> WHAT IS NEEDED
Reproduce all of the data, making sure that no line differs from the original.

> DATA
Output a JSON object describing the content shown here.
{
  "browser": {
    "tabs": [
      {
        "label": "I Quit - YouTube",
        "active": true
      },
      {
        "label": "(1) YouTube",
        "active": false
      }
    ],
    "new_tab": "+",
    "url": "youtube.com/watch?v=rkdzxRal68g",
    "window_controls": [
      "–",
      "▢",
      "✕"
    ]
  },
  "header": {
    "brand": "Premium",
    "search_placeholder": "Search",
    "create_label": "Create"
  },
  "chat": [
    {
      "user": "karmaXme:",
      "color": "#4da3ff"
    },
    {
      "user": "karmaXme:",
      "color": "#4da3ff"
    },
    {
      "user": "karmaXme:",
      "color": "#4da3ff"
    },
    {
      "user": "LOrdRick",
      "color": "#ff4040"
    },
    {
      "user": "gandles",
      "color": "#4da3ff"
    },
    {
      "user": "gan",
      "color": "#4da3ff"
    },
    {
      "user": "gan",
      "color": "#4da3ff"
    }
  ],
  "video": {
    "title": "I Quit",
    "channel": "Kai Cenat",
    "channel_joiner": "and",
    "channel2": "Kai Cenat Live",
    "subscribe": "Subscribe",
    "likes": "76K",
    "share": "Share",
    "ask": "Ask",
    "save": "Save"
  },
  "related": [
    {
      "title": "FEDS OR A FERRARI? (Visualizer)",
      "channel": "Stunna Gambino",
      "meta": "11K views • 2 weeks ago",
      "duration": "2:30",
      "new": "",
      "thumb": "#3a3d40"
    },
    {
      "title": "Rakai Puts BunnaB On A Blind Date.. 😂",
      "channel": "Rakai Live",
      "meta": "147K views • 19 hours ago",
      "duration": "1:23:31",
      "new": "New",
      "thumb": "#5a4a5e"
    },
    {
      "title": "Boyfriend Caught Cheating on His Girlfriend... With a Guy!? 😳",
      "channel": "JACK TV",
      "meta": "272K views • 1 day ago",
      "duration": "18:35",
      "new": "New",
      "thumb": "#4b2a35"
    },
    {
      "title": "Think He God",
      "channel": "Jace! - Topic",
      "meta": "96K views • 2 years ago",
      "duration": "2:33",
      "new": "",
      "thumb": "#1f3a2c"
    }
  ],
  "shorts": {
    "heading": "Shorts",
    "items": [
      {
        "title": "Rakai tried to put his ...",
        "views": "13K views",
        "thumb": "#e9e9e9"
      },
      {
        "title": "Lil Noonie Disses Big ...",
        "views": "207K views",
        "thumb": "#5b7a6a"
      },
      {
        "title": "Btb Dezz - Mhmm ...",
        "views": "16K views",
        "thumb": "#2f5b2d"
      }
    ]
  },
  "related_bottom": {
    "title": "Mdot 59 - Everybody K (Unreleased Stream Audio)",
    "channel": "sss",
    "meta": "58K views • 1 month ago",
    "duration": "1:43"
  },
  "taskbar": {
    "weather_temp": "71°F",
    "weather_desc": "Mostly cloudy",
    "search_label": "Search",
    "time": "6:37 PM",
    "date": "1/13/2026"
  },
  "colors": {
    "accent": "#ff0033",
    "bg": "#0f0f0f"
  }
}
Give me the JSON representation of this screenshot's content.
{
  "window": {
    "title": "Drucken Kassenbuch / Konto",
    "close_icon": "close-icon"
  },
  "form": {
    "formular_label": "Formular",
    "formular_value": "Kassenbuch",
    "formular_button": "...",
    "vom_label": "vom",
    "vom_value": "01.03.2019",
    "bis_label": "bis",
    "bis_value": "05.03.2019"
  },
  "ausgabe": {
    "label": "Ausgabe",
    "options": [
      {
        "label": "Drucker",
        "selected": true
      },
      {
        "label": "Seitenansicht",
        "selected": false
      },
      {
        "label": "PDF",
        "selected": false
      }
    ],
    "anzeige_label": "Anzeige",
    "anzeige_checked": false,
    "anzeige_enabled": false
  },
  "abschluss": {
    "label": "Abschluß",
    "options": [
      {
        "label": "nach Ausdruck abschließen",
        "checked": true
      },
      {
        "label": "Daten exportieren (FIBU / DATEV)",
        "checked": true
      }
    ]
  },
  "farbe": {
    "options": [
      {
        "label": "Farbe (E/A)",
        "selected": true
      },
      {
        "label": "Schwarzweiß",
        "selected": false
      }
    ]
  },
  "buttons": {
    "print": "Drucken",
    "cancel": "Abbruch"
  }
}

> ANSWER FOR THE TASK
Output a JSON object describing the content shown here.
{
  "browser": {
    "tabs": [
      {
        "label": "I Quit - YouTube",
        "active": true
      },
      {
        "label": "(1) YouTube",
        "active": false
      }
    ],
    "new_tab": "+",
    "url": "youtube.com/watch?v=rkdzxRal68g",
    "window_controls": [
      "–",
      "▢",
      "✕"
    ]
  },
  "header": {
    "brand": "Premium",
    "search_placeholder": "Search",
    "create_label": "Create"
  },
  "chat": [
    {
      "user": "karmaXme:",
      "color": "#4da3ff"
    },
    {
      "user": "karmaXme:",
      "color": "#4da3ff"
    },
    {
      "user": "karmaXme:",
      "color": "#4da3ff"
    },
    {
      "user": "LOrdRick",
      "color": "#ff4040"
    },
    {
      "user": "gandles",
      "color": "#4da3ff"
    },
    {
      "user": "gan",
      "color": "#4da3ff"
    },
    {
      "user": "gan",
      "color": "#4da3ff"
    }
  ],
  "video": {
    "title": "I Quit",
    "channel": "Kai Cenat",
    "channel_joiner": "and",
    "channel2": "Kai Cenat Live",
    "subscribe": "Subscribe",
    "likes": "76K",
    "share": "Share",
    "ask": "Ask",
    "save": "Save"
  },
  "related": [
    {
      "title": "FEDS OR A FERRARI? (Visualizer)",
      "channel": "Stunna Gambino",
      "meta": "11K views • 2 weeks ago",
      "duration": "2:30",
      "new": "",
      "thumb": "#3a3d40"
    },
    {
      "title": "Rakai Puts BunnaB On A Blind Date.. 😂",
      "channel": "Rakai Live",
      "meta": "147K views • 19 hours ago",
      "duration": "1:23:31",
      "new": "New",
      "thumb": "#5a4a5e"
    },
    {
      "title": "Boyfriend Caught Cheating on His Girlfriend... With a Guy!? 😳",
      "channel": "JACK TV",
      "meta": "272K views • 1 day ago",
      "duration": "18:35",
      "new": "New",
      "thumb": "#4b2a35"
    },
    {
      "title": "Think He God",
      "channel": "Jace! - Topic",
      "meta": "96K views • 2 years ago",
      "duration": "2:33",
      "new": "",
      "thumb": "#1f3a2c"
    }
  ],
  "shorts": {
    "heading": "Shorts",
    "items": [
      {
        "title": "Rakai tried to put his ...",
        "views": "13K views",
        "thumb": "#e9e9e9"
      },
      {
        "title": "Lil Noonie Disses Big ...",
        "views": "207K views",
        "thumb": "#5b7a6a"
      },
      {
        "title": "Btb Dezz - Mhmm ...",
        "views": "16K views",
        "thumb": "#2f5b2d"
      }
    ]
  },
  "related_bottom": {
    "title": "Mdot 59 - Everybody K (Unreleased Stream Audio)",
    "channel": "sss",
    "meta": "58K views • 1 month ago",
    "duration": "1:43"
  },
  "taskbar": {
    "weather_temp": "71°F",
    "weather_desc": "Mostly cloudy",
    "search_label": "Search",
    "time": "6:37 PM",
    "date": "1/13/2026"
  },
  "colors": {
    "accent": "#ff0033",
    "bg": "#0f0f0f"
  }
}
Give me the JSON representation of this screenshot's content.
{
  "window": {
    "title": "Drucken Kassenbuch / Konto",
    "close_icon": "close-icon"
  },
  "form": {
    "formular_label": "Formular",
    "formular_value": "Kassenbuch",
    "formular_button": "...",
    "vom_label": "vom",
    "vom_value": "01.03.2019",
    "bis_label": "bis",
    "bis_value": "05.03.2019"
  },
  "ausgabe": {
    "label": "Ausgabe",
    "options": [
      {
        "label": "Drucker",
        "selected": true
      },
      {
        "label": "Seitenansicht",
        "selected": false
      },
      {
        "label": "PDF",
        "selected": false
      }
    ],
    "anzeige_label": "Anzeige",
    "anzeige_checked": false,
    "anzeige_enabled": false
  },
  "abschluss": {
    "label": "Abschluß",
    "options": [
      {
        "label": "nach Ausdruck abschließen",
        "checked": true
      },
      {
        "label": "Daten exportieren (FIBU / DATEV)",
        "checked": true
      }
    ]
  },
  "farbe": {
    "options": [
      {
        "label": "Farbe (E/A)",
        "selected": true
      },
      {
        "label": "Schwarzweiß",
        "selected": false
      }
    ]
  },
  "buttons": {
    "print": "Drucken",
    "cancel": "Abbruch"
  }
}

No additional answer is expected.